Posted in Mountains, pictures, Running, Statistics, Travel, University life with tags approximate MCMC, Cap Morgiou, CIRM, clustering, EM algorithm, functional programming languages, improper priors, Jeffreys-Lindley paradox, La Grande Candelle, Luminy, Marseille, Monte Carlo Statistical Methods, noisy MCMC, pGibbs, pMCMC, q-vague convergence, trail running, variable selection, yeast on March 2, 2016 by xi'an**S**ylvia Richardson gave a great talk yesterday on clustering applied to variable selection, which first raised [in me] a usual worry of the lack of background model for clustering. But the way she used this notion meant there was an infinite Dirichlet process mixture model behind. This is quite novel [at least for me!] in that it addresses the covariates and not the observations themselves. I still wonder at the meaning of the cluster as, if I understood properly, the dependent variable is not involved in the clustering. Check her R package PReMiuM for a practical implementation of the approach. Later, Adeline Samson showed us the results of using pMCM versus particle Gibbs for diffusion processes where (a) pMCMC was behaving much worse than particle Gibbs and (b) EM required very few particles and Metropolis-Hastings steps to achieve convergence, when compared with posterior approximations.

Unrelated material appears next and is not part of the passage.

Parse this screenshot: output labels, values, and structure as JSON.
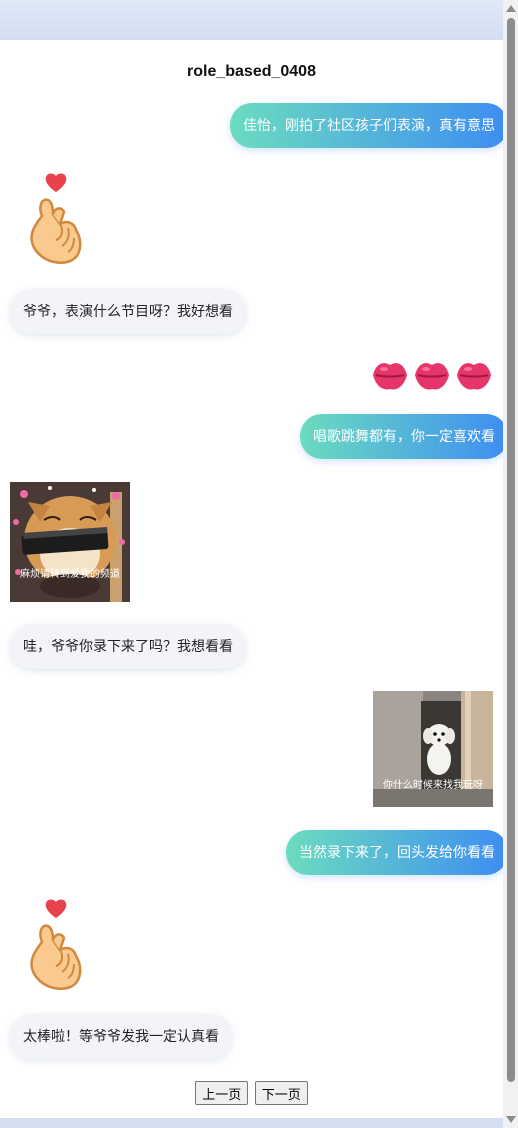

Today Pierre Druilhet explained to the audience of the summer school his measure theoretic approach [I discussed a while ago] to the limit of proper priors via *q-vague* convergence, with the paradoxical phenomenon that a Be(n⁻¹,n⁻¹) converges to a sum of two Dirac masses when the parameter space is [0,1] but to Haldane’s prior when the space is (0,1)! He also explained why the Jeffreys-Lindley paradox vanishes when considering different measures [with an illustration that came from my Statistica Sinica 1993 paper]. Pierre concluded with the above opposition between two Bayesian paradigms, a [sort of] tale of two sigma [fields]! Not that I necessarily agree with the first paradigm that priors are supposed to have generated the actual parameter. If only because it mechanistically excludes all improper priors…

Darren Wilkinson talked about yeast, which is orders of magnitude more exciting than it sounds, because this is Bayesian big data analysis in action! With significant (and hence impressive) results based on stochastic dynamic models. And massive variable selection techniques. Scala, Haskell, Frege, OCaml were [functional] languages he mentioned that I had never heard of before! And Daniel Rudolf concluded the [intense] second day of this Bayesian week at CIRM with a description of his convergence results for (rather controlled) noisy MCMC algorithms.